Here is a sample of the detailed drill-down

 

In order to determine the full magnitude of Spectre/Meltdown and prioritize remediation, it is important to have actionable intelligence and comprehensive real-time visibility across the environment to identify and inventory all known and unknown endpoints to improve your security posture.

 

Stay tuned for future updates, recommendations, and best practices related to Meltdown and Spectre, and for information about how SOLVE can help.

Sarah Isaacs (Conventus) Wins Minority-owned Cybersecurity Company of the Year

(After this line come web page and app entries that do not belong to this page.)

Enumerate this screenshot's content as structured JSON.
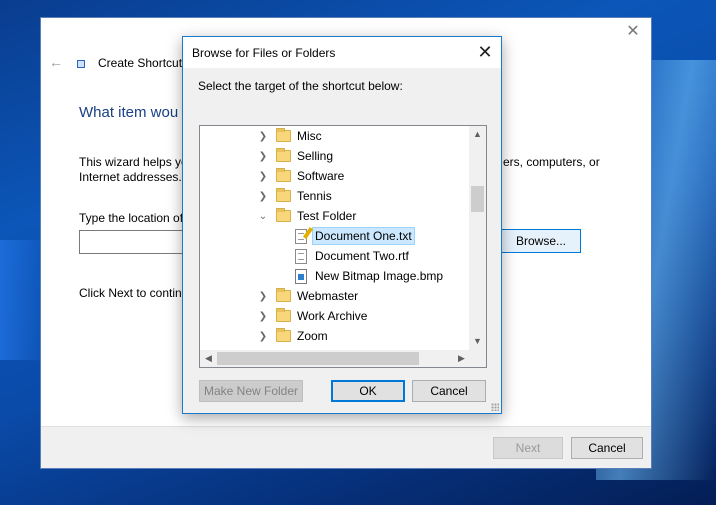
{
  "wizard": {
    "title": "Create Shortcut",
    "heading": "What item wou",
    "desc_line1": "This wizard helps yo",
    "desc_line2": "Internet addresses.",
    "desc_right": "ers, computers, or",
    "location_label": "Type the location of",
    "location_value": "",
    "browse_label": "Browse...",
    "next_hint": "Click Next to contin",
    "next_label": "Next",
    "cancel_label": "Cancel"
  },
  "dialog": {
    "title": "Browse for Files or Folders",
    "instruction": "Select the target of the shortcut below:",
    "tree": [
      {
        "label": "Misc",
        "type": "folder",
        "expanded": false
      },
      {
        "label": "Selling",
        "type": "folder",
        "expanded": false
      },
      {
        "label": "Software",
        "type": "folder",
        "expanded": false
      },
      {
        "label": "Tennis",
        "type": "folder",
        "expanded": false
      },
      {
        "label": "Test Folder",
        "type": "folder",
        "expanded": true
      },
      {
        "label": "Document One.txt",
        "type": "text-file",
        "selected": true
      },
      {
        "label": "Document Two.rtf",
        "type": "text-file"
      },
      {
        "label": "New Bitmap Image.bmp",
        "type": "image-file"
      },
      {
        "label": "Webmaster",
        "type": "folder",
        "expanded": false
      },
      {
        "label": "Work Archive",
        "type": "folder",
        "expanded": false
      },
      {
        "label": "Zoom",
        "type": "folder",
        "expanded": false
      }
    ],
    "make_folder_label": "Make New Folder",
    "ok_label": "OK",
    "cancel_label": "Cancel"
  },
  "colors": {
    "accent": "#0078d7",
    "selection": "#cce8ff",
    "heading": "#1a3f85"
  }
}
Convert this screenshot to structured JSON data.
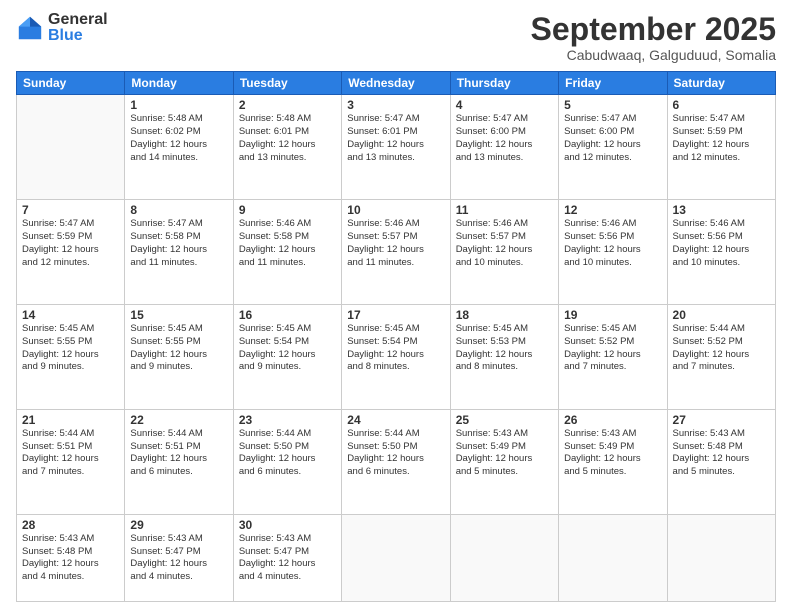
{
  "logo": {
    "general": "General",
    "blue": "Blue"
  },
  "title": "September 2025",
  "subtitle": "Cabudwaaq, Galguduud, Somalia",
  "days_header": [
    "Sunday",
    "Monday",
    "Tuesday",
    "Wednesday",
    "Thursday",
    "Friday",
    "Saturday"
  ],
  "weeks": [
    [
      {
        "day": "",
        "info": ""
      },
      {
        "day": "1",
        "info": "Sunrise: 5:48 AM\nSunset: 6:02 PM\nDaylight: 12 hours\nand 14 minutes."
      },
      {
        "day": "2",
        "info": "Sunrise: 5:48 AM\nSunset: 6:01 PM\nDaylight: 12 hours\nand 13 minutes."
      },
      {
        "day": "3",
        "info": "Sunrise: 5:47 AM\nSunset: 6:01 PM\nDaylight: 12 hours\nand 13 minutes."
      },
      {
        "day": "4",
        "info": "Sunrise: 5:47 AM\nSunset: 6:00 PM\nDaylight: 12 hours\nand 13 minutes."
      },
      {
        "day": "5",
        "info": "Sunrise: 5:47 AM\nSunset: 6:00 PM\nDaylight: 12 hours\nand 12 minutes."
      },
      {
        "day": "6",
        "info": "Sunrise: 5:47 AM\nSunset: 5:59 PM\nDaylight: 12 hours\nand 12 minutes."
      }
    ],
    [
      {
        "day": "7",
        "info": "Sunrise: 5:47 AM\nSunset: 5:59 PM\nDaylight: 12 hours\nand 12 minutes."
      },
      {
        "day": "8",
        "info": "Sunrise: 5:47 AM\nSunset: 5:58 PM\nDaylight: 12 hours\nand 11 minutes."
      },
      {
        "day": "9",
        "info": "Sunrise: 5:46 AM\nSunset: 5:58 PM\nDaylight: 12 hours\nand 11 minutes."
      },
      {
        "day": "10",
        "info": "Sunrise: 5:46 AM\nSunset: 5:57 PM\nDaylight: 12 hours\nand 11 minutes."
      },
      {
        "day": "11",
        "info": "Sunrise: 5:46 AM\nSunset: 5:57 PM\nDaylight: 12 hours\nand 10 minutes."
      },
      {
        "day": "12",
        "info": "Sunrise: 5:46 AM\nSunset: 5:56 PM\nDaylight: 12 hours\nand 10 minutes."
      },
      {
        "day": "13",
        "info": "Sunrise: 5:46 AM\nSunset: 5:56 PM\nDaylight: 12 hours\nand 10 minutes."
      }
    ],
    [
      {
        "day": "14",
        "info": "Sunrise: 5:45 AM\nSunset: 5:55 PM\nDaylight: 12 hours\nand 9 minutes."
      },
      {
        "day": "15",
        "info": "Sunrise: 5:45 AM\nSunset: 5:55 PM\nDaylight: 12 hours\nand 9 minutes."
      },
      {
        "day": "16",
        "info": "Sunrise: 5:45 AM\nSunset: 5:54 PM\nDaylight: 12 hours\nand 9 minutes."
      },
      {
        "day": "17",
        "info": "Sunrise: 5:45 AM\nSunset: 5:54 PM\nDaylight: 12 hours\nand 8 minutes."
      },
      {
        "day": "18",
        "info": "Sunrise: 5:45 AM\nSunset: 5:53 PM\nDaylight: 12 hours\nand 8 minutes."
      },
      {
        "day": "19",
        "info": "Sunrise: 5:45 AM\nSunset: 5:52 PM\nDaylight: 12 hours\nand 7 minutes."
      },
      {
        "day": "20",
        "info": "Sunrise: 5:44 AM\nSunset: 5:52 PM\nDaylight: 12 hours\nand 7 minutes."
      }
    ],
    [
      {
        "day": "21",
        "info": "Sunrise: 5:44 AM\nSunset: 5:51 PM\nDaylight: 12 hours\nand 7 minutes."
      },
      {
        "day": "22",
        "info": "Sunrise: 5:44 AM\nSunset: 5:51 PM\nDaylight: 12 hours\nand 6 minutes."
      },
      {
        "day": "23",
        "info": "Sunrise: 5:44 AM\nSunset: 5:50 PM\nDaylight: 12 hours\nand 6 minutes."
      },
      {
        "day": "24",
        "info": "Sunrise: 5:44 AM\nSunset: 5:50 PM\nDaylight: 12 hours\nand 6 minutes."
      },
      {
        "day": "25",
        "info": "Sunrise: 5:43 AM\nSunset: 5:49 PM\nDaylight: 12 hours\nand 5 minutes."
      },
      {
        "day": "26",
        "info": "Sunrise: 5:43 AM\nSunset: 5:49 PM\nDaylight: 12 hours\nand 5 minutes."
      },
      {
        "day": "27",
        "info": "Sunrise: 5:43 AM\nSunset: 5:48 PM\nDaylight: 12 hours\nand 5 minutes."
      }
    ],
    [
      {
        "day": "28",
        "info": "Sunrise: 5:43 AM\nSunset: 5:48 PM\nDaylight: 12 hours\nand 4 minutes."
      },
      {
        "day": "29",
        "info": "Sunrise: 5:43 AM\nSunset: 5:47 PM\nDaylight: 12 hours\nand 4 minutes."
      },
      {
        "day": "30",
        "info": "Sunrise: 5:43 AM\nSunset: 5:47 PM\nDaylight: 12 hours\nand 4 minutes."
      },
      {
        "day": "",
        "info": ""
      },
      {
        "day": "",
        "info": ""
      },
      {
        "day": "",
        "info": ""
      },
      {
        "day": "",
        "info": ""
      }
    ]
  ]
}
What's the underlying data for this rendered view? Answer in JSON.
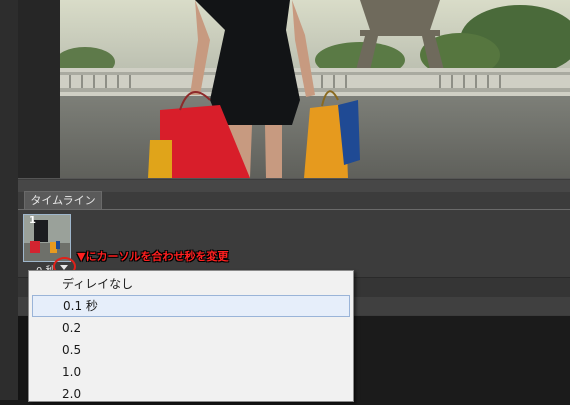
{
  "timeline": {
    "tab_label": "タイムライン",
    "frame": {
      "number": "1",
      "delay": "0 秒"
    }
  },
  "annotation": "▼にカーソルを合わせ秒を変更",
  "delay_menu": {
    "items": [
      "ディレイなし",
      "0.1 秒",
      "0.2",
      "0.5",
      "1.0",
      "2.0"
    ],
    "highlighted": "0.1 秒"
  },
  "colors": {
    "annotation_red": "#ff2020",
    "panel": "#3c3c3c",
    "menu_bg": "#f1f1f1",
    "menu_highlight": "#e6eefa"
  }
}
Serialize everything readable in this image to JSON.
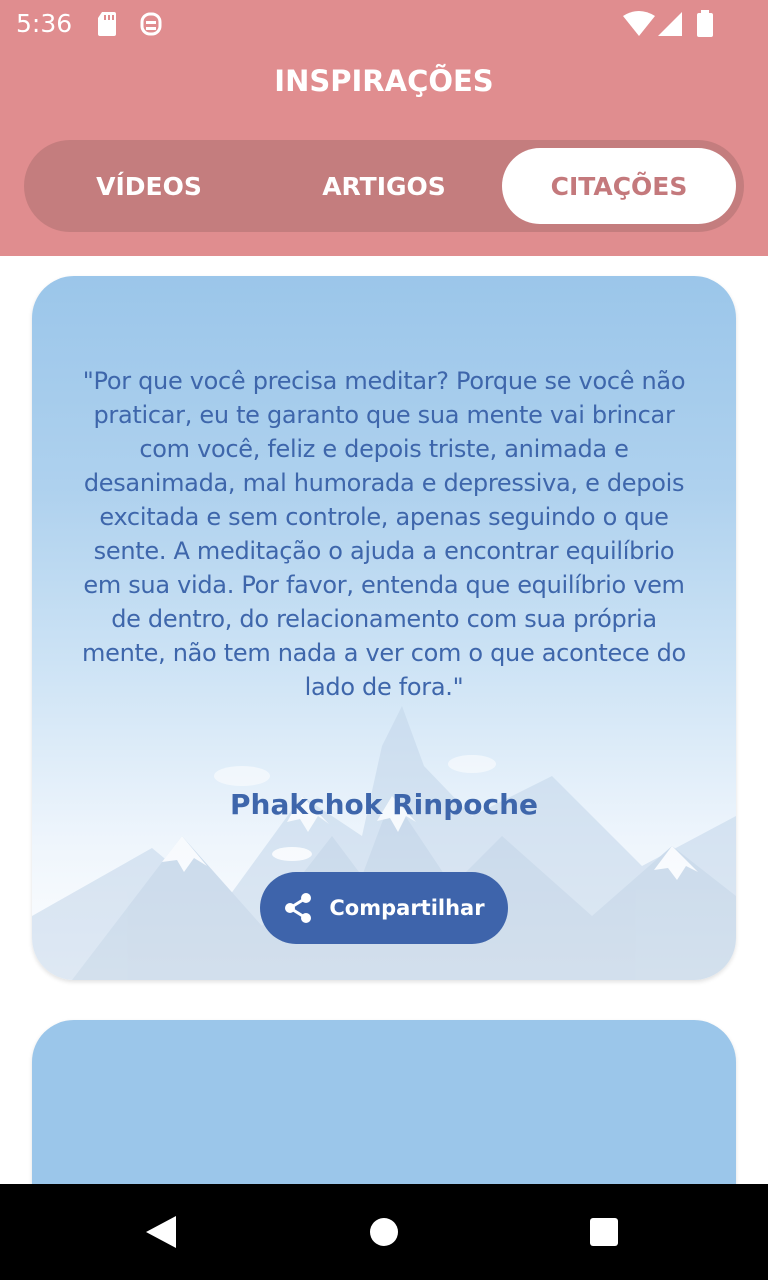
{
  "status_bar": {
    "time": "5:36",
    "icons": [
      "sd-card-icon",
      "debug-icon",
      "wifi-icon",
      "signal-icon",
      "battery-icon"
    ]
  },
  "header": {
    "title": "INSPIRAÇÕES",
    "tabs": [
      {
        "label": "VÍDEOS",
        "selected": false
      },
      {
        "label": "ARTIGOS",
        "selected": false
      },
      {
        "label": "CITAÇÕES",
        "selected": true
      }
    ]
  },
  "quotes": [
    {
      "text": "\"Por que você precisa meditar? Porque se você não praticar, eu te garanto que sua mente vai brincar com você, feliz e depois triste, animada e desanimada, mal humorada e depressiva, e depois excitada e sem controle, apenas seguindo o que sente. A meditação o ajuda a encontrar equilíbrio em sua vida. Por favor, entenda que equilíbrio vem de dentro, do relacionamento com sua própria mente, não tem nada a ver com o que acontece do lado de fora.\"",
      "author": "Phakchok Rinpoche",
      "share_label": "Compartilhar"
    }
  ],
  "colors": {
    "header_bg": "#e08d8f",
    "tab_track": "#c47d7e",
    "selected_tab_text": "#c4797c",
    "quote_text": "#3e66ab",
    "share_button": "#3e64ab",
    "card_top": "#9bc6ea"
  },
  "nav_bar": {
    "icons": [
      "back-icon",
      "home-icon",
      "recents-icon"
    ]
  }
}
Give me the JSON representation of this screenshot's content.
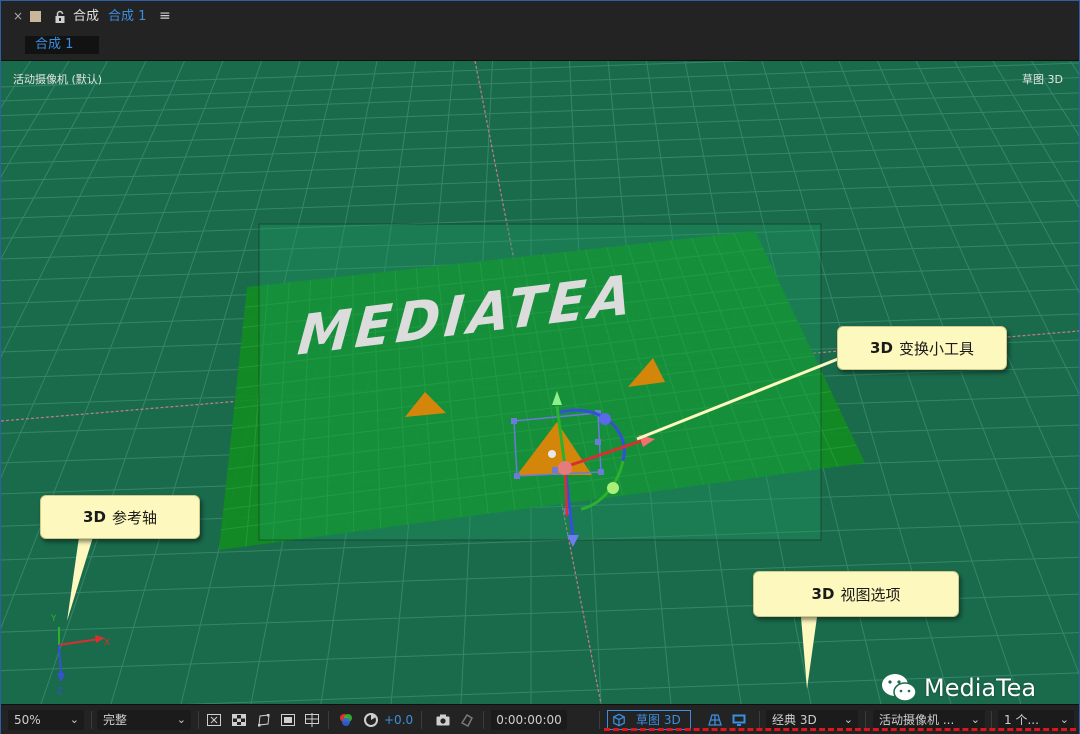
{
  "panel": {
    "close_label": "×",
    "title": "合成",
    "comp_name": "合成 1",
    "menu_label": "≡",
    "tab_label": "合成 1"
  },
  "viewer": {
    "camera_label": "活动摄像机 (默认)",
    "renderer_label": "草图 3D",
    "composition_text": "MEDIATEA",
    "axis_labels": {
      "x": "X",
      "y": "Y",
      "z": "Z"
    }
  },
  "callouts": {
    "gizmo": {
      "bold": "3D",
      "text": "变换小工具"
    },
    "axis": {
      "bold": "3D",
      "text": "参考轴"
    },
    "view": {
      "bold": "3D",
      "text": "视图选项"
    }
  },
  "watermark": {
    "text": "MediaTea",
    "icon": "wechat-icon"
  },
  "toolbar": {
    "zoom": "50%",
    "resolution": "完整",
    "exposure": "+0.0",
    "timecode": "0:00:00:00",
    "draft3d": "草图 3D",
    "renderer": "经典 3D",
    "camera": "活动摄像机 ...",
    "views": "1 个...",
    "icons": [
      "region-icon",
      "transparency-grid-icon",
      "mask-path-icon",
      "safe-zones-icon",
      "grid-guides-icon",
      "color-channel-icon",
      "reset-exposure-icon",
      "snapshot-icon",
      "show-snapshot-icon",
      "draft3d-cube-icon",
      "ground-plane-icon",
      "extended-viewer-icon"
    ]
  },
  "colors": {
    "accent_blue": "#3b8fe0",
    "viewer_green": "#1a6b4c",
    "layer_green": "#118c22",
    "callout_fill": "#fdf8bd",
    "highlight_red": "#e0141c"
  }
}
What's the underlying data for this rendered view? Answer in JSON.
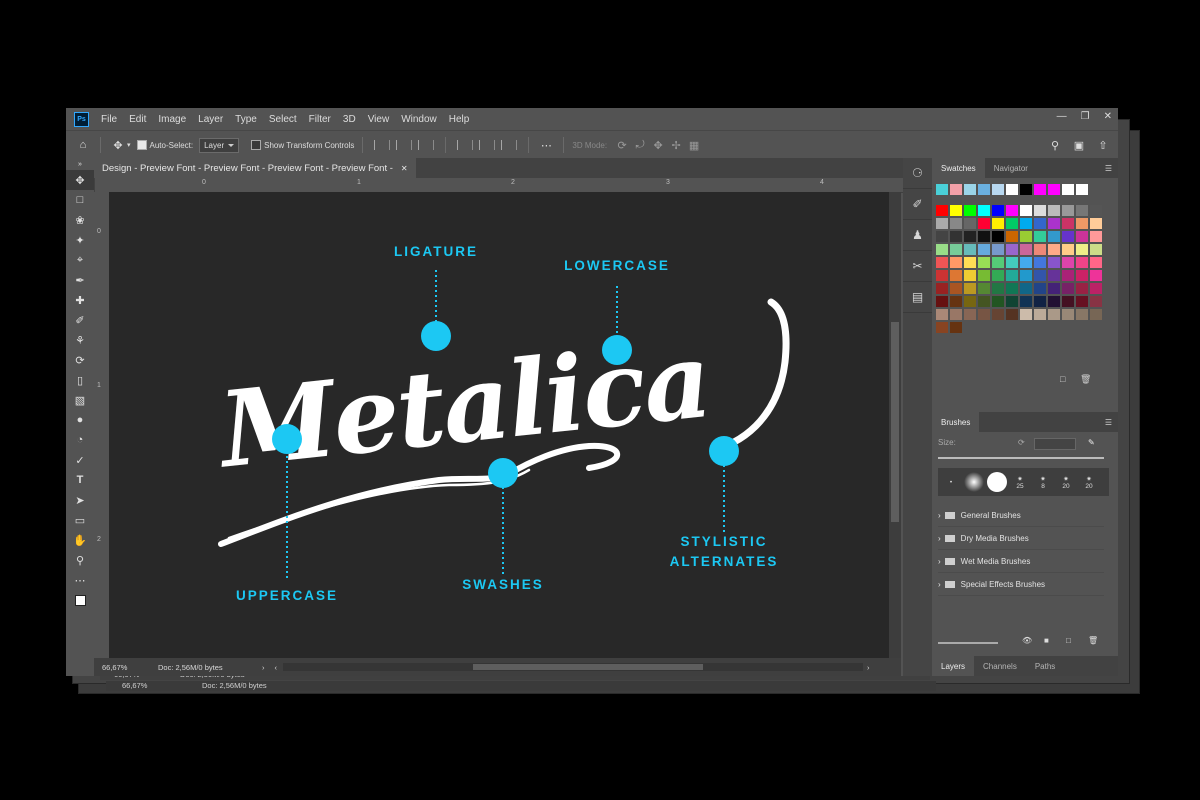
{
  "app": {
    "logo": "Ps",
    "menu": [
      "File",
      "Edit",
      "Image",
      "Layer",
      "Type",
      "Select",
      "Filter",
      "3D",
      "View",
      "Window",
      "Help"
    ]
  },
  "options_bar": {
    "auto_select_label": "Auto-Select:",
    "auto_select_value": "Layer",
    "show_transform_label": "Show Transform Controls",
    "three_d_mode_label": "3D Mode:"
  },
  "document": {
    "tab_title": "Design - Preview Font - Preview Font - Preview Font - Preview Font -",
    "zoom": "66,67%",
    "doc_info": "Doc: 2,56M/0 bytes",
    "ruler_marks": [
      "0",
      "1",
      "2",
      "3",
      "4"
    ],
    "vruler_marks": [
      "0",
      "1",
      "2"
    ]
  },
  "artwork": {
    "word": "Metalica",
    "callouts": {
      "ligature": "LIGATURE",
      "lowercase": "LOWERCASE",
      "uppercase": "UPPERCASE",
      "swashes": "SWASHES",
      "stylistic_line1": "STYLISTIC",
      "stylistic_line2": "ALTERNATES"
    },
    "accent_color": "#1cc8f3"
  },
  "panels": {
    "swatches_tab": "Swatches",
    "navigator_tab": "Navigator",
    "brushes_tab": "Brushes",
    "size_label": "Size:",
    "brush_sizes": [
      "25",
      "8",
      "20",
      "20"
    ],
    "brush_folders": [
      "General Brushes",
      "Dry Media Brushes",
      "Wet Media Brushes",
      "Special Effects Brushes"
    ],
    "layers_tabs": [
      "Layers",
      "Channels",
      "Paths"
    ]
  },
  "icons": {
    "home": "home-icon",
    "move": "move-icon",
    "search": "search-icon",
    "workspace": "workspace-icon",
    "share": "share-icon"
  }
}
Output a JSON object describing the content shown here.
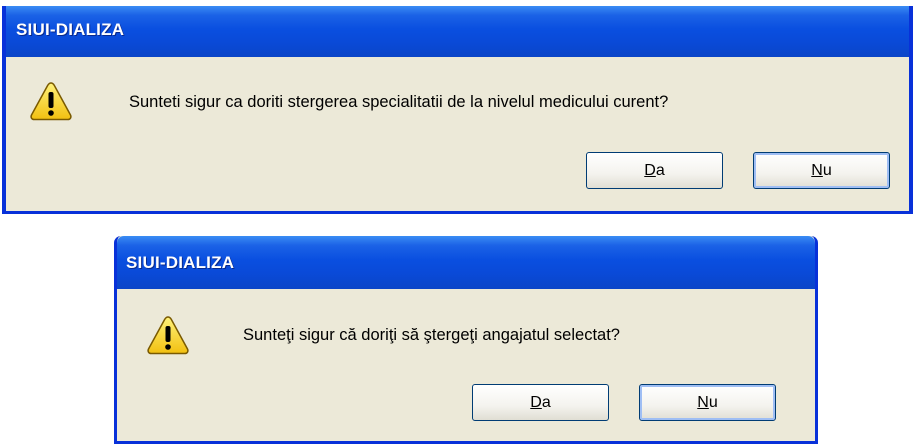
{
  "dialogs": [
    {
      "title": "SIUI-DIALIZA",
      "message": "Sunteti sigur ca doriti stergerea specialitatii de la nivelul medicului curent?",
      "buttons": [
        {
          "mnemonic": "D",
          "rest": "a"
        },
        {
          "mnemonic": "N",
          "rest": "u"
        }
      ]
    },
    {
      "title": "SIUI-DIALIZA",
      "message": "Sunteţi sigur că doriţi să ştergeţi angajatul selectat?",
      "buttons": [
        {
          "mnemonic": "D",
          "rest": "a"
        },
        {
          "mnemonic": "N",
          "rest": "u"
        }
      ]
    }
  ],
  "colors": {
    "titlebar": "#0a4fe0",
    "dialog_bg": "#ece9d8",
    "warning_yellow": "#f7d31c"
  },
  "icons": [
    "warning-icon"
  ]
}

Sarah Isaacs, Co-Founder and COO, Conventus

 

Sarah Isaacs, Co-Founder and COO of Conventus Corporation, is the winner of the prestigious Minority-owned Cybersecurity Company of the Year presented by the International Consortium of Minority Cybersecurity Professionals (ICMCP). The award was presented at the ICMCP third annual national conference September 18-19, 2018 in Atlanta, Georgia at the Westin Buckhead Atlanta.

 

“I’m so honored and grateful to be involved with a wonderful organization like ICMCP; one that encourages me, and all of us at Conventus, to do so much MORE. Our partnership with ICMCP has inspired members of the Conventus team to participate at their local level. We are now sponsoring robotics teams, participating in hacker camps for early learners, speaking at high schools about information security and potential career paths as well as award the annual Conventus Scholarship to deserving college students. We are committed to ensuring our young aspiring technologists have access to the tools and education needed to make an impact in our industry,” said Isaacs.

 

Isaacs also presented the annual Conventus Scholarship Award to Jaquavian Alexander, a college freshman pursuing a degree in Computer Science with a concentration in Cybersecurity at New York University.

 

The ICMCP is a 501(c)(3) non-profit organization dedicated to issues related to cybersecurity career and industry developments impacting minority cybersecurity professionals and continues to elevate the national dialogue on the critical strategic, tactical and operational imperatives needed to attract and develop minority cybersecurity practitioners.

 

Read the full article here